(Input data)
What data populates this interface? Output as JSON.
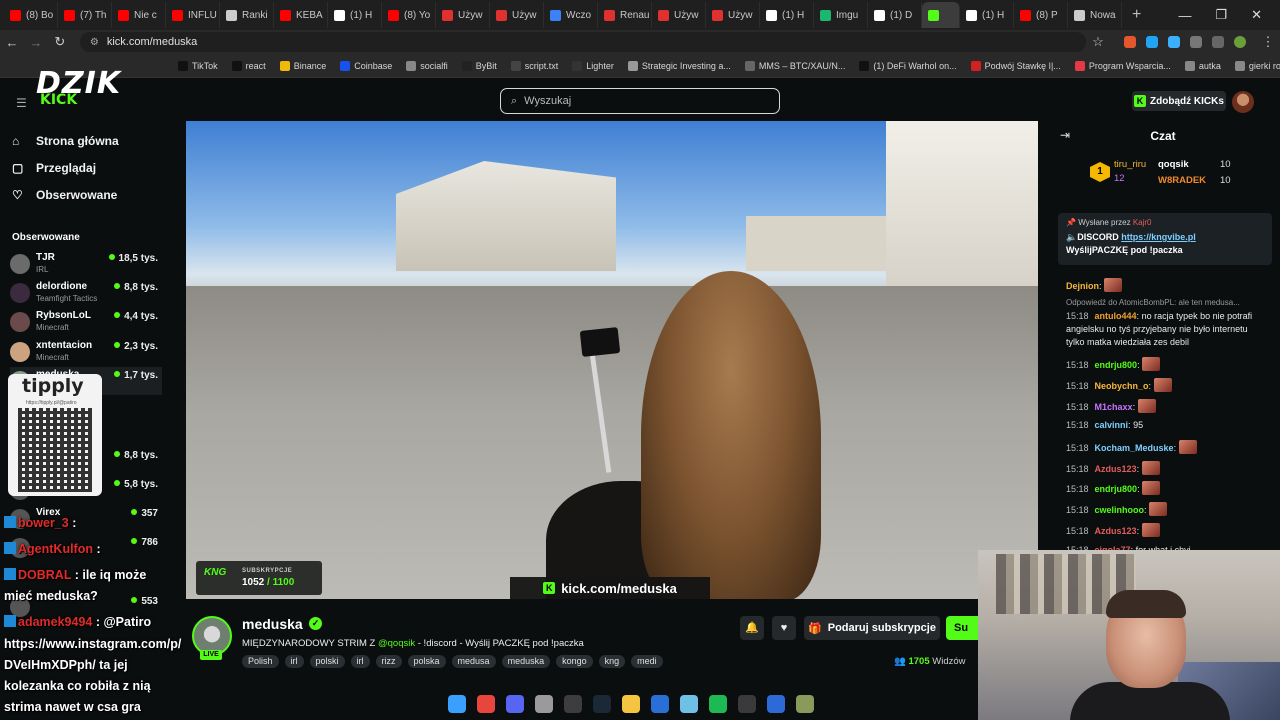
{
  "browser": {
    "tabs": [
      {
        "label": "(8) Bo",
        "color": "#ff0000"
      },
      {
        "label": "(7) Th",
        "color": "#ff0000"
      },
      {
        "label": "Nie c",
        "color": "#ff0000"
      },
      {
        "label": "INFLU",
        "color": "#ff0000"
      },
      {
        "label": "Ranki",
        "color": "#cccccc"
      },
      {
        "label": "KEBA",
        "color": "#ff0000"
      },
      {
        "label": "(1) H",
        "color": "#ffffff"
      },
      {
        "label": "(8) Yo",
        "color": "#ff0000"
      },
      {
        "label": "Używ",
        "color": "#e03030"
      },
      {
        "label": "Używ",
        "color": "#e03030"
      },
      {
        "label": "Wczo",
        "color": "#3b82f6"
      },
      {
        "label": "Renau",
        "color": "#e03030"
      },
      {
        "label": "Używ",
        "color": "#e03030"
      },
      {
        "label": "Używ",
        "color": "#e03030"
      },
      {
        "label": "(1) H",
        "color": "#ffffff"
      },
      {
        "label": "Imgu",
        "color": "#1bb76e"
      },
      {
        "label": "(1) D",
        "color": "#ffffff"
      },
      {
        "label": "",
        "color": "#53fc18",
        "active": true
      },
      {
        "label": "(1) H",
        "color": "#ffffff"
      },
      {
        "label": "(8) P",
        "color": "#ff0000"
      },
      {
        "label": "Nowa",
        "color": "#cccccc"
      }
    ],
    "new_tab": "+",
    "window_buttons": [
      "—",
      "❐",
      "✕"
    ],
    "url": "kick.com/meduska",
    "bookmarks": [
      {
        "label": "TikTok",
        "color": "#111111"
      },
      {
        "label": "react",
        "color": "#111111"
      },
      {
        "label": "Binance",
        "color": "#f0b90b"
      },
      {
        "label": "Coinbase",
        "color": "#1652f0"
      },
      {
        "label": "socialfi",
        "color": "#888888"
      },
      {
        "label": "ByBit",
        "color": "#222222"
      },
      {
        "label": "script.txt",
        "color": "#444444"
      },
      {
        "label": "Lighter",
        "color": "#333333"
      },
      {
        "label": "Strategic Investing a...",
        "color": "#999999"
      },
      {
        "label": "MMS – BTC/XAU/N...",
        "color": "#666666"
      },
      {
        "label": "(1) DeFi Warhol on...",
        "color": "#111111"
      },
      {
        "label": "Podwój Stawkę ǀ|...",
        "color": "#d42020"
      },
      {
        "label": "Program Wsparcia...",
        "color": "#e63946"
      },
      {
        "label": "autka",
        "color": "#888888"
      },
      {
        "label": "gierki roblowe do...",
        "color": "#888888"
      }
    ]
  },
  "kick": {
    "logo": "DZIK",
    "logo_sub": "KICK",
    "search_placeholder": "Wyszukaj",
    "kicks_button": "Zdobądź KICKs",
    "nav": [
      {
        "label": "Strona główna",
        "icon": "⌂"
      },
      {
        "label": "Przeglądaj",
        "icon": "▢"
      },
      {
        "label": "Obserwowane",
        "icon": "♡"
      }
    ],
    "followed_title": "Obserwowane",
    "followed": [
      {
        "name": "TJR",
        "category": "IRL",
        "viewers": "18,5 tys.",
        "color": "#6b6b6b"
      },
      {
        "name": "delordione",
        "category": "Teamfight Tactics",
        "viewers": "8,8 tys.",
        "color": "#3c2a3e"
      },
      {
        "name": "RybsonLoL",
        "category": "Minecraft",
        "viewers": "4,4 tys.",
        "color": "#6a4a4a"
      },
      {
        "name": "xntentacion",
        "category": "Minecraft",
        "viewers": "2,3 tys.",
        "color": "#cda37f"
      },
      {
        "name": "meduska",
        "category": "",
        "viewers": "1,7 tys.",
        "color": "#88a088"
      },
      {
        "name": "",
        "category": "",
        "viewers": "8,8 tys.",
        "color": "#555"
      },
      {
        "name": "",
        "category": "",
        "viewers": "5,8 tys.",
        "color": "#555"
      },
      {
        "name": "Virex",
        "category": "",
        "viewers": "357",
        "color": "#555"
      },
      {
        "name": "",
        "category": "",
        "viewers": "786",
        "color": "#555"
      },
      {
        "name": "",
        "category": "",
        "viewers": "553",
        "color": "#555"
      }
    ],
    "stream": {
      "sub_label": "SUBSKRYPCJE",
      "sub_current": "1052",
      "sub_goal": "/ 1100",
      "overlay_url": "kick.com/meduska",
      "streamer": "meduska",
      "live": "LIVE",
      "title_pre": "MIĘDZYNARODOWY STRIM Z ",
      "title_mention": "@qoqsik",
      "title_post": " - !discord - Wyślij PACZKĘ pod !paczka",
      "tags": [
        "Polish",
        "irl",
        "polski",
        "irl",
        "rizz",
        "polska",
        "medusa",
        "meduska",
        "kongo",
        "kng",
        "medi"
      ],
      "gift_button": "Podaruj subskrypcje",
      "subscribe_button": "Su",
      "viewers_count": "1705",
      "viewers_label": "Widzów"
    },
    "chat": {
      "title": "Czat",
      "gifters": [
        {
          "name": "tiru_riru",
          "count": "12"
        },
        {
          "name": "qoqsik",
          "count": "10"
        },
        {
          "name": "W8RADEK",
          "count": "10"
        }
      ],
      "pinned_by": "Wysłane przez",
      "pinned_user": "Kajr0",
      "pinned_msg_pre": "DISCORD ",
      "pinned_link": "https://kngvibe.pl",
      "pinned_msg_post": "WyślijPACZKĘ pod !paczka",
      "reply_ref": "Odpowiedź do AtomicBombPL: ale ten medusa...",
      "messages": [
        {
          "time": "",
          "user": "Dejnion",
          "color": "#f6b73c",
          "text": ""
        },
        {
          "time": "15:18",
          "user": "antulo444",
          "color": "#f0a030",
          "text": "no racja typek bo nie potrafi angielsku no tyś przyjebany nie było internetu tylko matka wiedziała zes debil"
        },
        {
          "time": "15:18",
          "user": "endrju800",
          "color": "#53fc18",
          "text": ""
        },
        {
          "time": "15:18",
          "user": "Neobychn_o",
          "color": "#f6b73c",
          "text": ""
        },
        {
          "time": "15:18",
          "user": "M1chaxx",
          "color": "#c872ff",
          "text": ""
        },
        {
          "time": "15:18",
          "user": "calvinni",
          "color": "#7ecfff",
          "text": "95"
        },
        {
          "time": "15:18",
          "user": "Kocham_Meduske",
          "color": "#7ecfff",
          "text": ""
        },
        {
          "time": "15:18",
          "user": "Azdus123",
          "color": "#e35d5d",
          "text": ""
        },
        {
          "time": "15:18",
          "user": "endrju800",
          "color": "#53fc18",
          "text": ""
        },
        {
          "time": "15:18",
          "user": "cwelinhooo",
          "color": "#53fc18",
          "text": ""
        },
        {
          "time": "15:18",
          "user": "Azdus123",
          "color": "#e35d5d",
          "text": ""
        },
        {
          "time": "15:18",
          "user": "ejgola77",
          "color": "#e35d5d",
          "text": "for what i chyi"
        }
      ]
    }
  },
  "overlay": {
    "tipply_logo": "tipply",
    "tipply_url": "https://tipply.pl/@patiro",
    "chat": [
      {
        "user": "bower_3",
        "text": ":"
      },
      {
        "user": "AgentKulfon",
        "text": ":"
      },
      {
        "user": "DOBRAL",
        "text": ": ile iq może"
      },
      {
        "user": "",
        "text": "mieć meduska?"
      },
      {
        "user": "adamek9494",
        "text": ": @Patiro"
      },
      {
        "user": "",
        "text": "https://www.instagram.com/p/"
      },
      {
        "user": "",
        "text": "DVeIHmXDPph/ ta jej"
      },
      {
        "user": "",
        "text": "kolezanka co robiła z nią"
      },
      {
        "user": "",
        "text": "strima nawet w csa gra"
      }
    ]
  },
  "taskbar": [
    {
      "name": "windows-start",
      "color": "#3aa0ff"
    },
    {
      "name": "chrome",
      "color": "#e8453c"
    },
    {
      "name": "discord",
      "color": "#5865f2"
    },
    {
      "name": "app",
      "color": "#9a9a9a"
    },
    {
      "name": "obs",
      "color": "#3d3d3d"
    },
    {
      "name": "steam",
      "color": "#1b2838"
    },
    {
      "name": "files",
      "color": "#f5c542"
    },
    {
      "name": "ccleaner",
      "color": "#2a6fd6"
    },
    {
      "name": "app2",
      "color": "#6ec1e4"
    },
    {
      "name": "spotify",
      "color": "#1db954"
    },
    {
      "name": "app3",
      "color": "#3a3a3a"
    },
    {
      "name": "app4",
      "color": "#2c6bd6"
    },
    {
      "name": "app5",
      "color": "#8a9a5a"
    }
  ]
}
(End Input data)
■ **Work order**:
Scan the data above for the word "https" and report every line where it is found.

■ **Answer for the task**:
      "pinned_link": "https://kngvibe.pl",
    "tipply_url": "https://tipply.pl/@patiro",
        "text": "https://www.instagram.com/p/"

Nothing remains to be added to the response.